Now most colleges don’t call them “discounts.” They wrap them in a prestigious-sounding name: merit scholarships. While some universities use merit aid to attract meritorious students away from higher-ranked schools, many others are awarding it to students just to fill seats, whether or not the students have the academic credentials to justify the scholarships. These discounts are given under the guise of merit aid because schools know that parents like to brag to their friends that “Johnny received a scholarship at X University.” Of course, they rarely say that the award might only cover $5,000 a year in tuition and the family is still shelling out thousands of dollars — or tens of thousands of dollars — in additional payments.

For colleges, finding that right balance between just how much of a discount to offer to attract just the right number or right type of students is a big business. Colleges and universities have outsourced most of that detailed financial analysis work to outside consultants. One of those consultants, Royall & Company, was recently acquired by the D.C.-based Advisory Board Company for $850 million. Obviously, the Advisory Board thinks it’s a big business, too.

Brian Rosenberg, president of Macalester College in Minnesota and a frequent critic of how colleges use merit aid, told me that at many schools the sophisticated discounting formulas are developed so much by outside consultants these days that even the folks running the financial aid office don’t understand them. “It’s really no different than putting a product on sale in order to meet revenues,” Rosenberg said.

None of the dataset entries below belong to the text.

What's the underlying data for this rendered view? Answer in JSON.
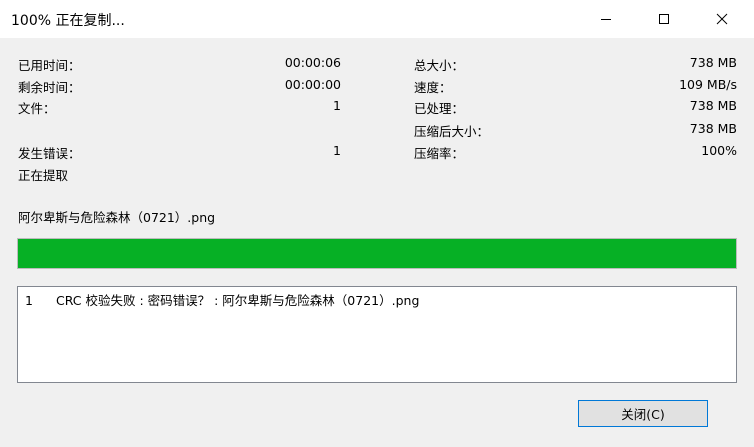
{
  "window": {
    "title": "100% 正在复制..."
  },
  "stats_left": [
    {
      "label": "已用时间：",
      "value": "00:00:06"
    },
    {
      "label": "剩余时间：",
      "value": "00:00:00"
    },
    {
      "label": "文件：",
      "value": "1"
    },
    {
      "label": "发生错误：",
      "value": "1"
    }
  ],
  "stats_right": [
    {
      "label": "总大小：",
      "value": "738 MB"
    },
    {
      "label": "速度：",
      "value": "109 MB/s"
    },
    {
      "label": "已处理：",
      "value": "738 MB"
    },
    {
      "label": "压缩后大小：",
      "value": "738 MB"
    },
    {
      "label": "压缩率：",
      "value": "100%"
    }
  ],
  "status_text": "正在提取",
  "current_file": "阿尔卑斯与危险森林（0721）.png",
  "progress": {
    "percent": 100,
    "color": "#06b025"
  },
  "log": [
    {
      "num": "1",
      "message": "CRC 校验失败 : 密码错误？ : 阿尔卑斯与危险森林（0721）.png"
    }
  ],
  "buttons": {
    "close_label": "关闭(C)"
  },
  "icons": [
    "minimize-icon",
    "maximize-icon",
    "close-icon"
  ]
}
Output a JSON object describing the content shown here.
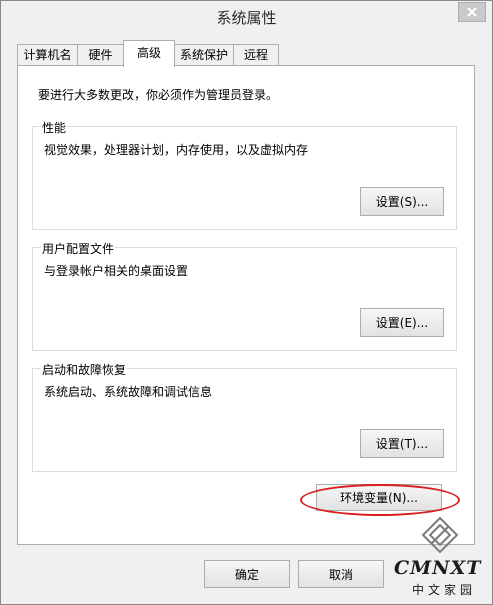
{
  "window": {
    "title": "系统属性"
  },
  "tabs": [
    {
      "label": "计算机名"
    },
    {
      "label": "硬件"
    },
    {
      "label": "高级"
    },
    {
      "label": "系统保护"
    },
    {
      "label": "远程"
    }
  ],
  "active_tab": "高级",
  "notice": "要进行大多数更改，你必须作为管理员登录。",
  "groups": {
    "performance": {
      "title": "性能",
      "description": "视觉效果，处理器计划，内存使用，以及虚拟内存",
      "button": "设置(S)..."
    },
    "user_profiles": {
      "title": "用户配置文件",
      "description": "与登录帐户相关的桌面设置",
      "button": "设置(E)..."
    },
    "startup_recovery": {
      "title": "启动和故障恢复",
      "description": "系统启动、系统故障和调试信息",
      "button": "设置(T)..."
    }
  },
  "env_button": "环境变量(N)...",
  "footer": {
    "ok": "确定",
    "cancel": "取消"
  },
  "watermark": {
    "text": "CMNXT",
    "subtext": "中文家园"
  },
  "colors": {
    "highlight_ellipse": "#d81e1e",
    "window_bg": "#f0f0f0",
    "panel_bg": "#ffffff"
  }
}
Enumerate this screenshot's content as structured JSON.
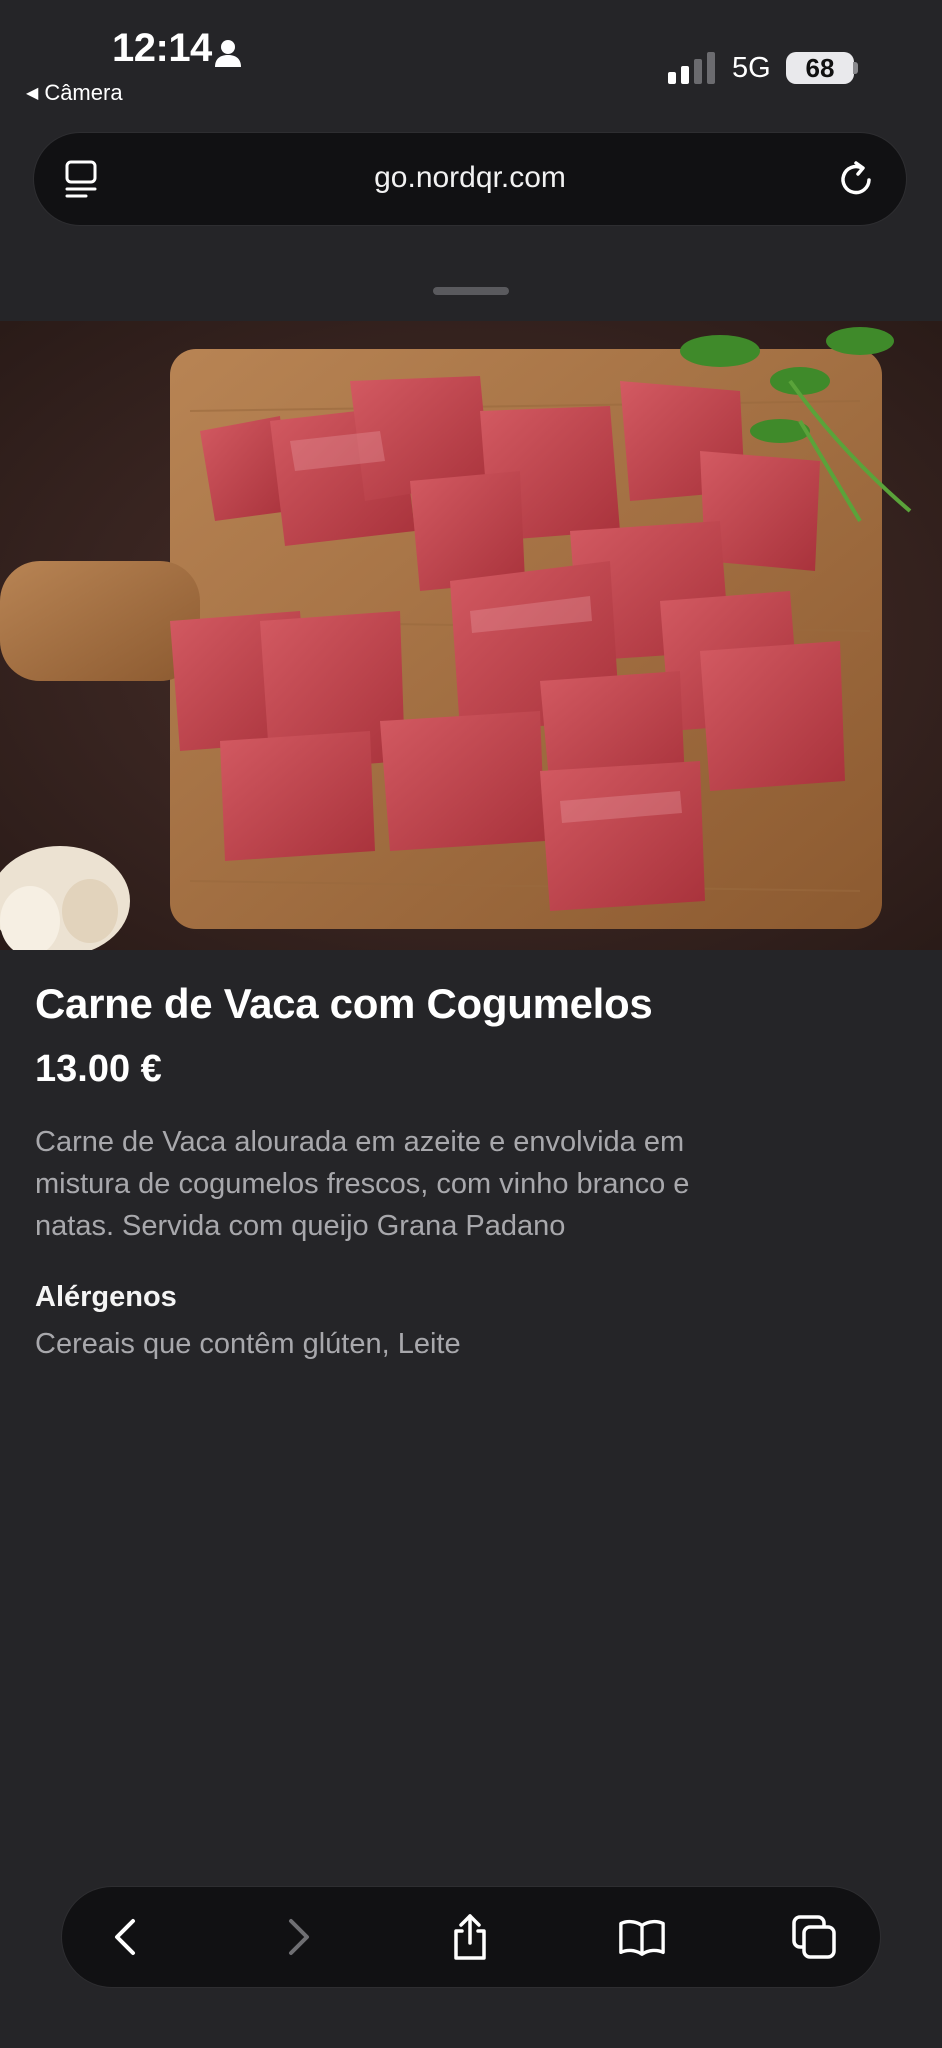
{
  "status_bar": {
    "time": "12:14",
    "back_app_label": "Câmera",
    "network": "5G",
    "battery": "68"
  },
  "browser": {
    "url": "go.nordqr.com"
  },
  "product": {
    "image_alt": "Carne de Vaca com Cogumelos",
    "name": "Carne de Vaca com Cogumelos",
    "price": "13.00 €",
    "description": "Carne de Vaca alourada em azeite e envolvida em mistura de cogumelos frescos, com vinho branco e natas. Servida com queijo Grana Padano",
    "allergens_title": "Alérgenos",
    "allergens": "Cereais que contêm glúten, Leite"
  },
  "toolbar": {
    "buttons": [
      "back-icon",
      "forward-icon",
      "share-icon",
      "bookmarks-icon",
      "tabs-icon"
    ]
  },
  "colors": {
    "background": "#252528",
    "bar": "#111113",
    "text_secondary": "#a8a8ac"
  }
}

But what happens when that product is always on sale, and for every customer? How is a customer supposed to judge the value of a product if no one wants to pay full price?

The chief financial officer of a small private college in the Mid Atlantic told me recently that a family would have to be “crazy” to pay the full price of attendance at his school — some $50,000 this year for tuition, room and board — because so few students do. Virtually everyone on this campus, he said, gets financial help from the institution, some 99 percent of the student body. Indeed, so much of what’s coming in the door as tuition revenue is going back out as financial aid that the university’s “net-tuition revenue” — the cash they have to spend on everything else — has remained flat since 2008, even as the university’s advertised sticker price of tuition has increased by 4 percent a year.

It turns out that this university is not alone. Since 1999, the share of students paying a college’s advertised sticker price has dropped significantly. At moderately selective colleges nationwide, for example, the percentage of full-pay students accounts for just about 15 percent of the student body, down from nearly 30 percent in 2000, according to an analysis by Robert Kelchen, an assistant professor of higher education at Seton Hall University.

The message from those schools seems to be that their product is not worth the price. That leaves the handful of parents who are paying full freight wondering why they are, especially since they’re not getting anything extra in return. Meanwhile, a select group of colleges and universities have been able to maintain their pricing power and still have students clamoring to get in. They have been able to prove their value is still worth the full sticker price.

Even if schools wanted to, unraveling their tangled web of discounting is not easy. A few weeks ago, The Washington Post featured the story of how one school, Franklin & Marshall College, pulled back on almost all of its merit aid awards to focus more on need-based aid. But most presidents tell me that following Franklin & Marshall’s approach would be too risky for their bottom line.

So it looks like parents are in for another spring of playing the tuition discounting game with colleges. But like on an airplane, they’re not going to know what the person in the seat next to them is paying even though they’re headed to the same destination.